Mr Nicholas McBride (Fellow, Pembroke College, University of Cambridge)


Nicholas McBride is a Fellow of Pembroke College, Cambridge. He was formerly a Fellow at All Souls College, Oxford, having studied Law at Brasenose College, Oxford both as an undergraduate and for the Oxford BCL exam. He is the author of numerous books and articles on law, focusing in particular on the philosophical foundations of private law.
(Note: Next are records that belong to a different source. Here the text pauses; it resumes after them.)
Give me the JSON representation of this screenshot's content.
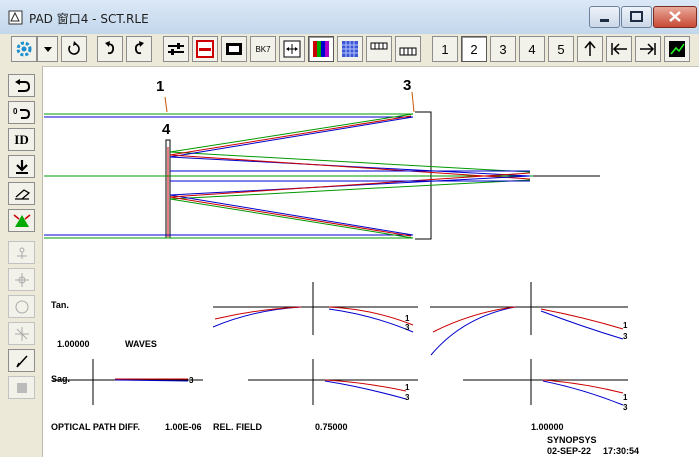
{
  "window": {
    "title": "PAD 窗口4 - SCT.RLE"
  },
  "toolbar": {
    "pages": [
      "1",
      "2",
      "3",
      "4",
      "5"
    ],
    "selected_page": "2",
    "glass_label": "BK7"
  },
  "sidebar": {
    "id_label": "ID"
  },
  "drawing": {
    "surface_labels": [
      "1",
      "4",
      "3"
    ]
  },
  "plot": {
    "tan_label": "Tan.",
    "sag_label": "Sag.",
    "scale_value": "1.00000",
    "scale_unit": "WAVES",
    "footer_title": "OPTICAL PATH DIFF.",
    "footer_wavelength": "1.00E-06",
    "footer_field_label": "REL. FIELD",
    "field_values": [
      "0.75000",
      "1.00000"
    ],
    "curve_labels": {
      "one": "1",
      "three": "3"
    },
    "curve_colors": {
      "primary": "#0000cc",
      "secondary": "#cc0000",
      "tertiary": "#009900"
    }
  },
  "branding": {
    "name": "SYNOPSYS",
    "date": "02-SEP-22",
    "time": "17:30:54"
  }
}
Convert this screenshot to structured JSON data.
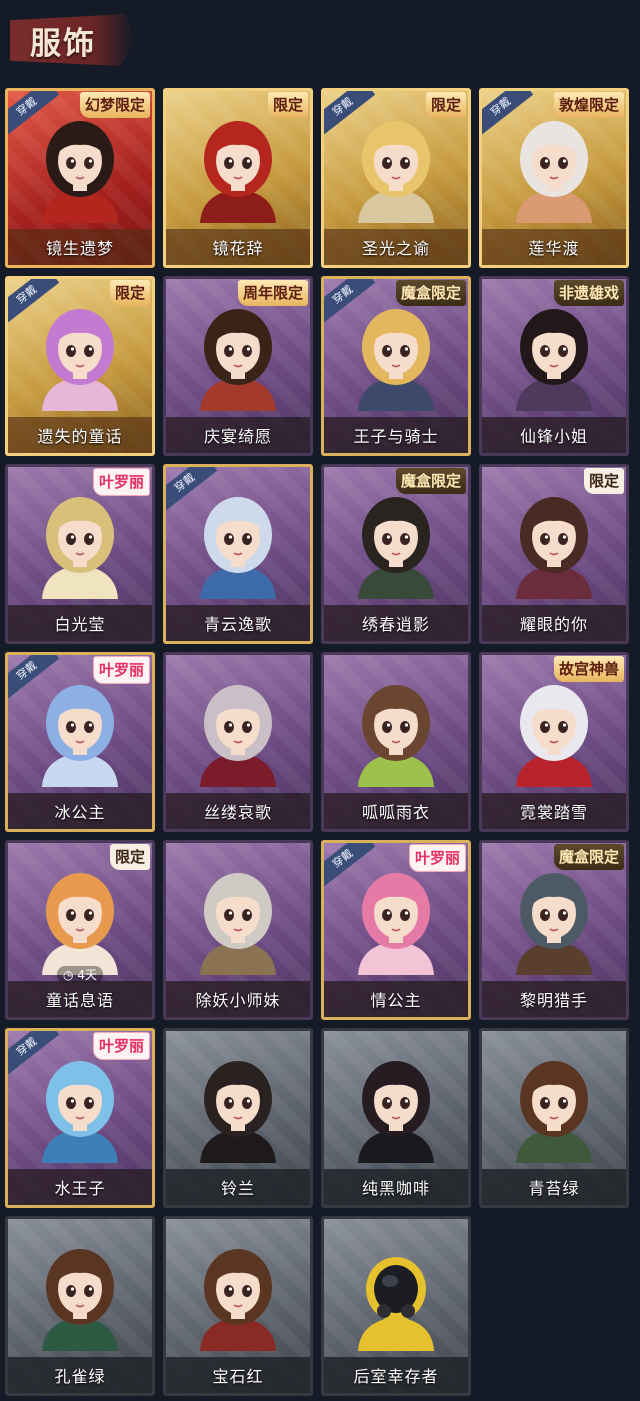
{
  "header": {
    "title": "服饰"
  },
  "labels": {
    "wear": "穿戴"
  },
  "colors": {
    "background": "#141a26",
    "banner": "#7a2c2c",
    "rarity_red": "#c23a2e",
    "rarity_gold": "#c69a3e",
    "rarity_purple": "#6e4c84",
    "rarity_gray": "#5e646e"
  },
  "costumes": [
    {
      "name": "镜生遗梦",
      "rarity": "red",
      "equipped": true,
      "badge": "幻梦限定",
      "hair": "#2a1b18",
      "outfit": "#b3261e"
    },
    {
      "name": "镜花辞",
      "rarity": "gold",
      "equipped": false,
      "badge": "限定",
      "hair": "#b4261e",
      "outfit": "#8c1d19"
    },
    {
      "name": "圣光之谕",
      "rarity": "gold",
      "equipped": true,
      "badge": "限定",
      "hair": "#e8c56a",
      "outfit": "#d9c7a0"
    },
    {
      "name": "莲华渡",
      "rarity": "gold",
      "equipped": true,
      "badge": "敦煌限定",
      "hair": "#e9e4df",
      "outfit": "#d99a72"
    },
    {
      "name": "遗失的童话",
      "rarity": "gold",
      "equipped": true,
      "badge": "限定",
      "hair": "#c37ad0",
      "outfit": "#e6b7d8"
    },
    {
      "name": "庆宴绮愿",
      "rarity": "purple",
      "equipped": false,
      "badge": "周年限定",
      "hair": "#3a2418",
      "outfit": "#a33a2c"
    },
    {
      "name": "王子与骑士",
      "rarity": "purple",
      "equipped": true,
      "badge": "魔盒限定",
      "hair": "#e3b75e",
      "outfit": "#3e4a6b"
    },
    {
      "name": "仙锋小姐",
      "rarity": "purple",
      "equipped": false,
      "badge": "非遗雄戏",
      "hair": "#231819",
      "outfit": "#4d3a5c"
    },
    {
      "name": "白光莹",
      "rarity": "purple",
      "equipped": false,
      "badge": "叶罗丽",
      "hair": "#d9c07a",
      "outfit": "#f0e3c0"
    },
    {
      "name": "青云逸歌",
      "rarity": "purple",
      "equipped": true,
      "badge": "",
      "hair": "#cfd9ec",
      "outfit": "#3d6aa8"
    },
    {
      "name": "绣春逍影",
      "rarity": "purple",
      "equipped": false,
      "badge": "魔盒限定",
      "hair": "#2a2420",
      "outfit": "#3a4a3a"
    },
    {
      "name": "耀眼的你",
      "rarity": "purple",
      "equipped": false,
      "badge": "限定",
      "hair": "#4a2a24",
      "outfit": "#6b2c3c"
    },
    {
      "name": "冰公主",
      "rarity": "purple",
      "equipped": true,
      "badge": "叶罗丽",
      "hair": "#8db0e4",
      "outfit": "#c8d8f0"
    },
    {
      "name": "丝缕哀歌",
      "rarity": "purple",
      "equipped": false,
      "badge": "",
      "hair": "#c9bfc6",
      "outfit": "#7a1c2a"
    },
    {
      "name": "呱呱雨衣",
      "rarity": "purple",
      "equipped": false,
      "badge": "",
      "hair": "#6a4530",
      "outfit": "#9cc24c"
    },
    {
      "name": "霓裳踏雪",
      "rarity": "purple",
      "equipped": false,
      "badge": "故宫神兽",
      "hair": "#e8e8ee",
      "outfit": "#b8242e"
    },
    {
      "name": "童话息语",
      "rarity": "purple",
      "equipped": false,
      "badge": "限定",
      "hair": "#e79a4e",
      "outfit": "#f2e4d6",
      "timer": "4天"
    },
    {
      "name": "除妖小师妹",
      "rarity": "purple",
      "equipped": false,
      "badge": "",
      "hair": "#cfcac4",
      "outfit": "#8a7252"
    },
    {
      "name": "情公主",
      "rarity": "purple",
      "equipped": true,
      "badge": "叶罗丽",
      "hair": "#e67aa6",
      "outfit": "#f3c3d6"
    },
    {
      "name": "黎明猎手",
      "rarity": "purple",
      "equipped": false,
      "badge": "魔盒限定",
      "hair": "#4d5a66",
      "outfit": "#5a3e2e"
    },
    {
      "name": "水王子",
      "rarity": "purple",
      "equipped": true,
      "badge": "叶罗丽",
      "hair": "#7fc0e8",
      "outfit": "#3d7fb8"
    },
    {
      "name": "铃兰",
      "rarity": "gray",
      "equipped": false,
      "badge": "",
      "hair": "#2a2220",
      "outfit": "#1e1a1c"
    },
    {
      "name": "纯黑咖啡",
      "rarity": "gray",
      "equipped": false,
      "badge": "",
      "hair": "#241c20",
      "outfit": "#1a1a1e"
    },
    {
      "name": "青苔绿",
      "rarity": "gray",
      "equipped": false,
      "badge": "",
      "hair": "#5a3622",
      "outfit": "#3e5a3a"
    },
    {
      "name": "孔雀绿",
      "rarity": "gray",
      "equipped": false,
      "badge": "",
      "hair": "#5a3622",
      "outfit": "#2e5a44"
    },
    {
      "name": "宝石红",
      "rarity": "gray",
      "equipped": false,
      "badge": "",
      "hair": "#5a3622",
      "outfit": "#8a2a24"
    },
    {
      "name": "后室幸存者",
      "rarity": "gray",
      "equipped": false,
      "badge": "",
      "hair": "#e6c12e",
      "outfit": "#e6c12e",
      "masked": true
    }
  ]
}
He has written a best-selling introduction to studying law called Letters to a Law Student (5th ed, Pearson Education, 2021). He has also written (with Roderick Bagshaw) a textbook on Tort Law (6th edition, Pearson Education, 2018) and two books on the values underlying English private law, the nature of human flourishing, and the future of the West: The Humanity of Private Law, Parts I & II (Hart Publishing, 2019, 2020). He has recently served on an independent panel of UK jurists and judges that conducted an Independent Review of Administrative Law for the UK Government.

Rev. Dr Michael Chaberek, OP (theologian and author, Poland)

Rev. Dr Chaberek, a Dominican Friar and native of Gdansk, completed his doctorate at Cardinal Stefan Wyszynski University (Warsaw) and presently teaches at the Collegium Intermarium (Warsaw). He also is the director of the Steno Institute for Faith and Science. His academic focus includes: the science-faith dialogue, theology of creation, the theory of intelligent design, the philosophy of St Thomas Aquinas, theology of the body, and the history of modern theology.

Dr Paul Rogers (course administrator; Emmanuel College, University of Cambridge)


Dr Rogers is a postdoctoral researcher in theology at Emmanuel College, Cambridge where he completed a PhD in the Faculty of Divinity. He received a BA in Classics from Williams College, Massachusetts. He is the author of Aquinas on Prophecy (Catholic U. of America Press, 2023), a study concerned with the place of prophecy in the Christian Middle Ages. His articles have appeared in the The Thomist and New Blackfriars and in the publications of the Dutch research group based at the Thomas Instituut te Utrecht. His research interests include: prophecy in the Church; the role of theology in political thought (especially in the work of René Girard and mimetic theory); theories of secularization in contemporary culture; and, theories of inspiration and their role in theology and politics (e.g. how charismatic authority is conceived in political society).